One of the confusing aspects of Internet operation is the difference between the types of providers and the types of peering. There are three primary types of peering, and three primary types of services service providers actually provide. The figure below illustrates the three different kinds of peering.
One provider can agree to provide transit for another provider. In this case, one provider is agreeing to transit (or carry) traffic from the other provider to its peers. In this type of relationship, one provider pays the other based (called settlement) based on the amount of traffic carried (not the link size!). While transit peering relationships are normally used by providers closer to the edge of the Internet to reach closer to the core, and is used by providers selling customers Internet access (or other services). Transit peering arrangements normally assume both providers are actually transiting traffic among multiple autonomous systems.
The second most common type of peering is provider to customer. While this might seem similar to transit peering, it is actually a completely different thing altogether.

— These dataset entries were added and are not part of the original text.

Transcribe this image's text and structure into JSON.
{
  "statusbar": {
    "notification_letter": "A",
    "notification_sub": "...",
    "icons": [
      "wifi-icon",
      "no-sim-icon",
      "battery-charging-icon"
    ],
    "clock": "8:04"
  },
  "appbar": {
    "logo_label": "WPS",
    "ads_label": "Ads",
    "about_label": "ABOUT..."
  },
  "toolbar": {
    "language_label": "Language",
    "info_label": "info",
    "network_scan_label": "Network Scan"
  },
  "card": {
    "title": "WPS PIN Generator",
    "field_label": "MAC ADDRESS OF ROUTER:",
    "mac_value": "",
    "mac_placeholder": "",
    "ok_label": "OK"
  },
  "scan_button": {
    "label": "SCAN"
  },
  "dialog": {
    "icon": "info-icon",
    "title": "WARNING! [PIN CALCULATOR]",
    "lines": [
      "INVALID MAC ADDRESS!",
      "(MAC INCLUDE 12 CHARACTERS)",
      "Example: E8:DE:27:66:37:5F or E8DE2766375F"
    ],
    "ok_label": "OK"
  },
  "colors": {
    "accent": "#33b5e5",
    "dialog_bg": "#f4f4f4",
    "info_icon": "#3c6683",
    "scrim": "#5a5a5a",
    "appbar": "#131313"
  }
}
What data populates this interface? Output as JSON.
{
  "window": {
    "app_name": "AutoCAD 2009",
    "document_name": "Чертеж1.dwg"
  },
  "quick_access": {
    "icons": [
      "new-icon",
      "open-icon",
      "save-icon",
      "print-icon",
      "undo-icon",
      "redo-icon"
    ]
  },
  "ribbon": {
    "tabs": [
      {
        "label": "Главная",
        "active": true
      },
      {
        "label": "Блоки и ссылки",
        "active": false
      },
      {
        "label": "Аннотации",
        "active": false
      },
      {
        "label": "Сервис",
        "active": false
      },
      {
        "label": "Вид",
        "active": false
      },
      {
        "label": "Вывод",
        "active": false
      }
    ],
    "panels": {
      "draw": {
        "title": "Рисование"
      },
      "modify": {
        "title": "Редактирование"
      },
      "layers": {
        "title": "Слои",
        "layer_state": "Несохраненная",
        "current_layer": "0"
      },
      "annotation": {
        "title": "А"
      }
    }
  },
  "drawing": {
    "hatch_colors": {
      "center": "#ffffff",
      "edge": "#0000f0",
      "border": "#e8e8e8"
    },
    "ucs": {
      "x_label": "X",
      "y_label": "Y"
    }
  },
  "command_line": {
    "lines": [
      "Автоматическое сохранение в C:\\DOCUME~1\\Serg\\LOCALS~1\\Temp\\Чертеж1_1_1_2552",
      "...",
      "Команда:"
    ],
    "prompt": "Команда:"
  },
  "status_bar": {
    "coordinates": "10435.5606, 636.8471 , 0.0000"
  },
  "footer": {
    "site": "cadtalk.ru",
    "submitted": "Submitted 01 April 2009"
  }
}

In provider to customer peering, the customer generally pays the provider based on the connection speed (although there are many situations, such as mobile providers, where customers are charged based on utilization, like in a transit peering relationship). It’s also assumed that customers are “valley free,” which means they are not transiting traffic between other autonomous systems; traffic can be sourced or sink’d in a customer network, but should never pass through the customer network from one provider to another.
Finally, there is settlement free peering. This is similar to transit peering — except it assumes the traffic flow in both directions is about the same (in terms of actual usage). There is no payment (settlement) between providers who are in a settlement free peering relationship. Settlement free peering is normally entered into by two providers who both believe they are providing better service for their customers through the peering arrangement, while not giving any competitive advantage to their peer.
This might seem to be very clear — every type of peering has it’s own definition, and it’s own set of rules. In the real world, things are quite a bit messier than this. As the traffic flow between two large providers can change from day to day, there may be some days where no settlement is charged, others where one provider is charged, and still others where the other provider is charged. Is this a settlement free or transit peering relationship? It all depends on the day… Or what about large scale content providers — do they always have provider/customer relationships with other providers? No, not really — in fact, some content providers have enough leverage to insist on settlement free peering in most places, or even to charge for caching and other services to optimize a peer’s network.
And what about a large enterprise network that actually carries traffic from vendors and guests through their network (autonomous system) to an upstream provider? Is this enterprise a transit provider, a customer — or a little of both? As you dive into the routing ecosystem, you find a lot of situations where the lines are blurred, and answers aren’t easy to find. Don’t let it dissuade you, though; start with the easy cases, and let the more difficult cases clear up over time.
Next time I’ll go into the services offered, which are often confused with the type of provider — and we’ll look at why it’s really hard to classify a provider based on their “primary” services.